- Grill in oven until cheese has melted/browned
- Dish up with salad and enjoy!
Children can help with layering the casserole dish (with caution as meat/corn/bean mix will be hot), adding salsa and cheese on top, preparation of salad vegetables, setting the table, getting out enough plates, cleaning up.
Homemade burgers (makes 6):
By Dr Nicole Kiss
Teenagers can make this meal using wholemeal rolls, homemade lean beef patties and lots of salad – satisfying their need for a burger as well as providing a healthy meal.
300g lean mice beef
1 onion, diced
1 carrot, grated
½ cup breadcrumbs
Mix all ingredients together and form into 6 patties. Cook patties in a frypan with a tablespoon of olive oil. Serve on wholemeal rolls with tomato relish and lots of fresh salad.
Kids’ cooking challenge
Suitable for primary school aged children and above
By Dr Rachel Laws
Read more about our contributors by clicking on their names below:
Kristy Bolton Senior Lecturer Nutrition Sciences
Nicole Kiss Clinical Research Fellow, Victorian Cancer Agency Nursing and Allied Health
Katie Lacy Senior Lecturer Nutrition Sciences

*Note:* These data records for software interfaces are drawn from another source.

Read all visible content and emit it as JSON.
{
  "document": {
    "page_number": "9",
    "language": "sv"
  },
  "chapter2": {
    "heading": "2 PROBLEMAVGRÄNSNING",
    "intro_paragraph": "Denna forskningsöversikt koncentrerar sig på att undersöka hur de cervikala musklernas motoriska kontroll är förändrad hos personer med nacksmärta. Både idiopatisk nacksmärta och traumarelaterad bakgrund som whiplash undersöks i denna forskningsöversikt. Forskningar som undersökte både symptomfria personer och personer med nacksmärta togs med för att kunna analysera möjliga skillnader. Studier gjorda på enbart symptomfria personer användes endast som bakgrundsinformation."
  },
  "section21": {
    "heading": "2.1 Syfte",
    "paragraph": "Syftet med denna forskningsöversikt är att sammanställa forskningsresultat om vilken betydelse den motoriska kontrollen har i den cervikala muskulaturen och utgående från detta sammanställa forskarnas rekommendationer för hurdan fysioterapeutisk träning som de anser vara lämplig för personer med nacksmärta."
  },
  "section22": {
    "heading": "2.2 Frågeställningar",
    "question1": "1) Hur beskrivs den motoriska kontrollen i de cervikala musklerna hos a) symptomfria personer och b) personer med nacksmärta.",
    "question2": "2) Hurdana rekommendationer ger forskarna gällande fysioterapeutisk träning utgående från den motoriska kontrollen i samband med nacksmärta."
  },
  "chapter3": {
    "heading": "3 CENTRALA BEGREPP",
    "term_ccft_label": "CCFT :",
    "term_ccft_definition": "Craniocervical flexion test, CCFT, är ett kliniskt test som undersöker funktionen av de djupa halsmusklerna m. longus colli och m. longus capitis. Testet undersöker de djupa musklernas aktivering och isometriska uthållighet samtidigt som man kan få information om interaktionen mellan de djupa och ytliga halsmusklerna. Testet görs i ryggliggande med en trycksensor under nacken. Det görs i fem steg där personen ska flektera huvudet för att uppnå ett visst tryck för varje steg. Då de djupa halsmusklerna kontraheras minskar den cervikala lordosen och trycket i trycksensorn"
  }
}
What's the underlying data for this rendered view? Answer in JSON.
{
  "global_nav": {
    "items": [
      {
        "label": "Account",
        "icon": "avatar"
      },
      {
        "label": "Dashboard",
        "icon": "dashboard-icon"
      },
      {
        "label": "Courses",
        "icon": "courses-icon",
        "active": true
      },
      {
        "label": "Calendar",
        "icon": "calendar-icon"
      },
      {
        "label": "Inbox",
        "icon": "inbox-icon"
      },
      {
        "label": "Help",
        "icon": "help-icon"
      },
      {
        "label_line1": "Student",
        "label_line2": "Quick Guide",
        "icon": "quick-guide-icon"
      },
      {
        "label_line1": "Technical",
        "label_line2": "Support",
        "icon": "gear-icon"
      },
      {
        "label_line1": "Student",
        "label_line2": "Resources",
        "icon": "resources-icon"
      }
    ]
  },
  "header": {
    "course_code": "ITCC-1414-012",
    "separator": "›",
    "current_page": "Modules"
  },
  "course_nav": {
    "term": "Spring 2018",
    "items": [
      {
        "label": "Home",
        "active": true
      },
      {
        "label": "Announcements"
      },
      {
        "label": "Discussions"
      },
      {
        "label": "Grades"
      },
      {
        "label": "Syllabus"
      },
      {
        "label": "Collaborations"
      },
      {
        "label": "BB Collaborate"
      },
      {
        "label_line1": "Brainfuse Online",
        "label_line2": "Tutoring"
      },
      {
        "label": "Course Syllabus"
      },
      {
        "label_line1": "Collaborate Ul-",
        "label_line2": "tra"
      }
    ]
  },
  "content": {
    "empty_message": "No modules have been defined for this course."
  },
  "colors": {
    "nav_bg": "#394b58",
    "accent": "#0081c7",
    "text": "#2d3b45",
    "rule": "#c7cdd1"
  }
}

Rachel Laws Senior Lecturer in Public Health Nutrition
Alison Spence Senior Lecturer in Nutrition and Population Health